As simple as recovery sounds, bringing a business back online has proved incredibly elusive as barriers to doing it run the gamut. It may require a dedicated off-site location, proper hardware and software and people properly trained to run and manage the site. Then even for those organizations that take all of these steps, they still may not be able to recover all their applications. If you combine that with today’s tighter budgets and lower tolerances for any type of outage, it’s clear that companies have to reconsider how they’ve been addressing this challenge.
Case in point is a Fortune 500 data center at which I recently worked. It had thousands of AIX, Linux, Sun Solaris and Windows servers in production and there was no way it could possibly recover all of them despite having a dedicated off-site DR facility. All it could recover was the most mission-critical applications and, even then, those could take up to a week to recover.
Everyone in the company who was in the know knew that to successfully do a recovery, the stars had to almost perfectly align. They hoped they had selected the right applications to recover, all of the application data required to do the recovery would need to be accessible, and the people needed to do the recovery had to drop everything else they were doing to come in and perform the recovery. Then even if this all went off like clockwork, it still took days to do this base line recovery. This was more than enough time for the business to potentially fail, anger current customers and shake investor confidence.
The disconcerting part is that this organization’s DR plan was better than most. This was a financially stable organization staffed by a relatively sophisticated IT staff putting in place the best solution that it could afford at that time.
This brings me back to the conversation I had with Rob at vBC Cloud. Over the last year and a half while at the helm of vBC Cloud, he has been working to build a cloud-based DR offering that does NOT require organizations:
- To virtualize their entire environment
- To build a dedicated disaster recovery (DR) site
- To buy any hardware or software
- Dedicate staff to manage and run it
- Take months or years to implement it
Rather, vBC Cloud has taken software from a number of providers including the likes of InMage and done its own custom programming to streamline the deployment and implementation of its software. Now vBC Cloud can deliver to its customers either DR or BC in the form of software as a service (SaaS). As a result, vBC Cloud enables its subscribing customers to:
- Protect applications on either physical or virtual machines
- Implement a viable DR plan in as quickly as two weeks (or less)
- Recover from any type of disaster regardless of its scope
- Transparently recover individual application(s) within minutes
- Recover application(s) without any data loss
IT continues to wrangle over the definition of BC and DR but all that business owners ultimately care about is recovering some or all of their applications as quickly, inexpensively and effectively as possible. Until recently, achieving this type of recovery was simply not feasible.
vBC Cloud’s decision to leverage cloud computing and combine technologies from providers like InMage, 3PAR, VMware and others is resulting in dramatic changes in how companies think about performing application recoveries.

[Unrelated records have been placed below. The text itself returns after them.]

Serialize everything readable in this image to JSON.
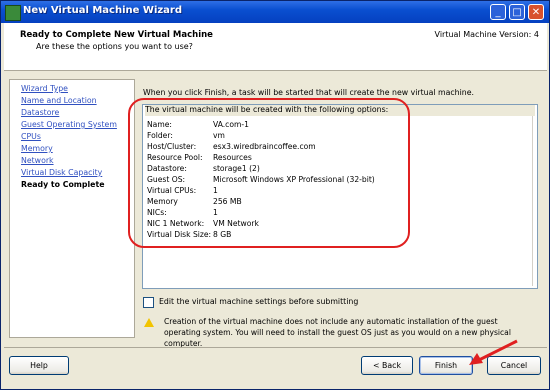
{
  "window": {
    "title": "New Virtual Machine Wizard",
    "controls": {
      "minimize": "_",
      "maximize": "□",
      "close": "✕"
    }
  },
  "header": {
    "title": "Ready to Complete New Virtual Machine",
    "subtitle": "Are these the options you want to use?",
    "version": "Virtual Machine Version: 4"
  },
  "sidebar": {
    "items": [
      {
        "label": "Wizard Type"
      },
      {
        "label": "Name and Location"
      },
      {
        "label": "Datastore"
      },
      {
        "label": "Guest Operating System"
      },
      {
        "label": "CPUs"
      },
      {
        "label": "Memory"
      },
      {
        "label": "Network"
      },
      {
        "label": "Virtual Disk Capacity"
      },
      {
        "label": "Ready to Complete"
      }
    ]
  },
  "main": {
    "intro": "When you click Finish, a task will be started that will create the new virtual machine.",
    "options_caption": "The virtual machine will be created with the following options:",
    "options": [
      {
        "key": "Name:",
        "value": "VA.com-1"
      },
      {
        "key": "Folder:",
        "value": "vm"
      },
      {
        "key": "Host/Cluster:",
        "value": "esx3.wiredbraincoffee.com"
      },
      {
        "key": "Resource Pool:",
        "value": "Resources"
      },
      {
        "key": "Datastore:",
        "value": "storage1 (2)"
      },
      {
        "key": "Guest OS:",
        "value": "Microsoft Windows XP Professional (32-bit)"
      },
      {
        "key": "Virtual CPUs:",
        "value": "1"
      },
      {
        "key": "Memory",
        "value": "256 MB"
      },
      {
        "key": "NICs:",
        "value": "1"
      },
      {
        "key": "NIC 1 Network:",
        "value": "VM Network"
      },
      {
        "key": "Virtual Disk Size:",
        "value": "8 GB"
      }
    ],
    "edit_checkbox_label": "Edit the virtual machine settings before submitting",
    "warning": "Creation of the virtual machine does not include any automatic installation of the guest operating system. You will need to install the guest OS just as you would on a new physical computer."
  },
  "buttons": {
    "help": "Help",
    "back": "< Back",
    "finish": "Finish",
    "cancel": "Cancel"
  },
  "colors": {
    "annotation": "#e02020",
    "link": "#3050c0"
  }
}
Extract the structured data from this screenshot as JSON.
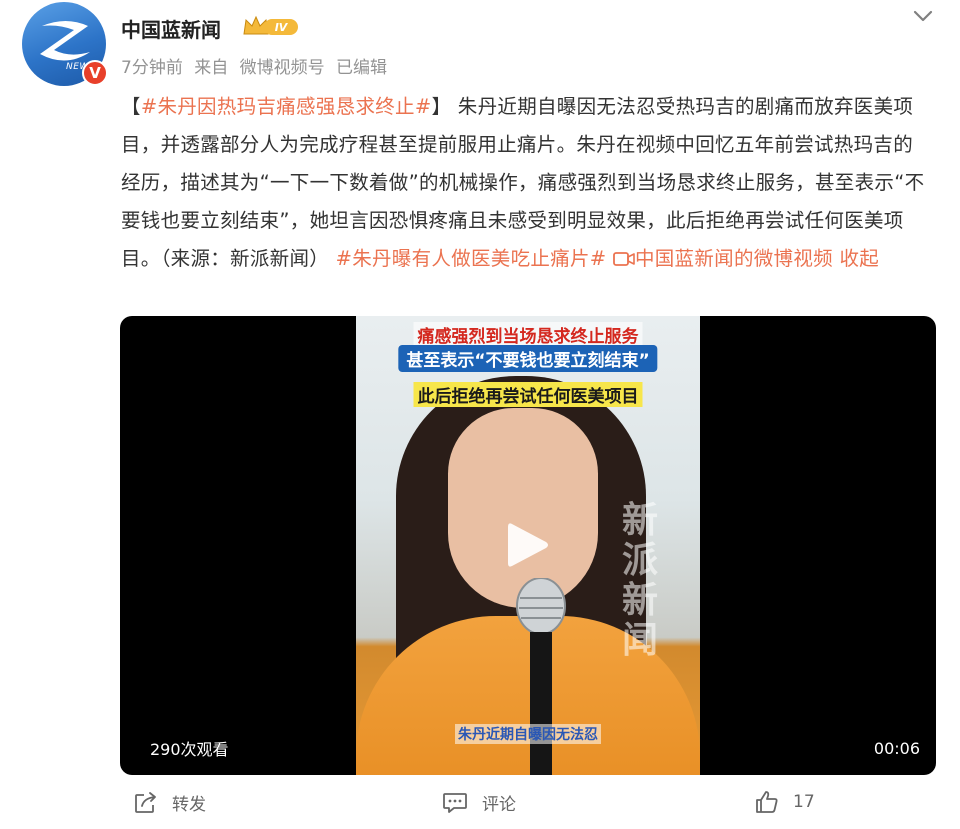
{
  "author": {
    "name": "中国蓝新闻",
    "avatar_text": "NEWS",
    "verified_badge": "V",
    "level_badge": "IV"
  },
  "meta": {
    "time": "7分钟前",
    "source_prefix": "来自",
    "source": "微博视频号",
    "edited": "已编辑"
  },
  "post": {
    "title_open": "【",
    "title_tag": "#朱丹因热玛吉痛感强恳求终止#",
    "title_close": "】",
    "body": " 朱丹近期自曝因无法忍受热玛吉的剧痛而放弃医美项目，并透露部分人为完成疗程甚至提前服用止痛片。朱丹在视频中回忆五年前尝试热玛吉的经历，描述其为“一下一下数着做”的机械操作，痛感强烈到当场恳求终止服务，甚至表示“不要钱也要立刻结束”，她坦言因恐惧疼痛且未感受到明显效果，此后拒绝再尝试任何医美项目。（来源：新派新闻） ",
    "tag2": "#朱丹曝有人做医美吃止痛片#",
    "video_link": "中国蓝新闻的微博视频",
    "collapse": "收起"
  },
  "video": {
    "caption1": "痛感强烈到当场恳求终止服务",
    "caption2": "甚至表示“不要钱也要立刻结束”",
    "caption3": "此后拒绝再尝试任何医美项目",
    "subtitle": "朱丹近期自曝因无法忍",
    "watermark": "新派新闻",
    "views": "290次观看",
    "duration": "00:06"
  },
  "actions": {
    "repost": "转发",
    "comment": "评论",
    "like_count": "17"
  },
  "colors": {
    "link": "#eb7350",
    "meta": "#939393",
    "verified": "#e8402a"
  }
}
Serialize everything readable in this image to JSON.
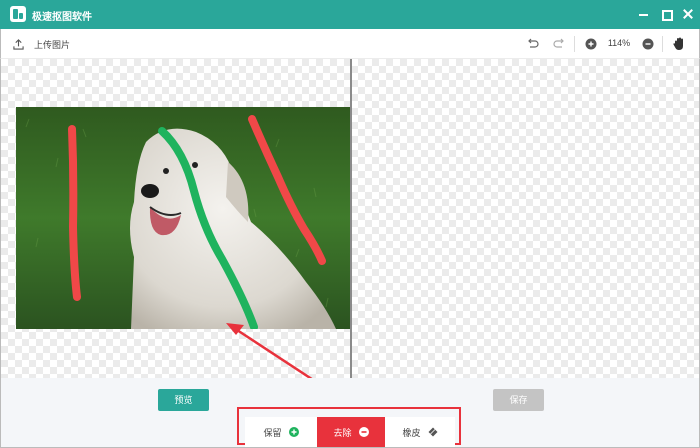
{
  "app": {
    "title": "极速抠图软件"
  },
  "toolbar": {
    "upload_label": "上传图片",
    "zoom": "114%"
  },
  "actions": {
    "preview_label": "预览",
    "save_label": "保存"
  },
  "tools": [
    {
      "label": "保留",
      "icon": "plus-circle-icon"
    },
    {
      "label": "去除",
      "icon": "minus-circle-icon"
    },
    {
      "label": "橡皮",
      "icon": "eraser-icon"
    }
  ],
  "colors": {
    "accent": "#2aa79a",
    "remove": "#e8323c",
    "keep_stroke": "#1fb35e",
    "remove_stroke": "#f04848"
  }
}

So whether they are recovering a file that was corrupted 10 minutes ago, an application server that had a hardware failure or recovering an entire data center that is a smoking hole, vBC Cloud provides organizations access to a DR and BC solution that makes application recovery in the cloud a point-and-click operation.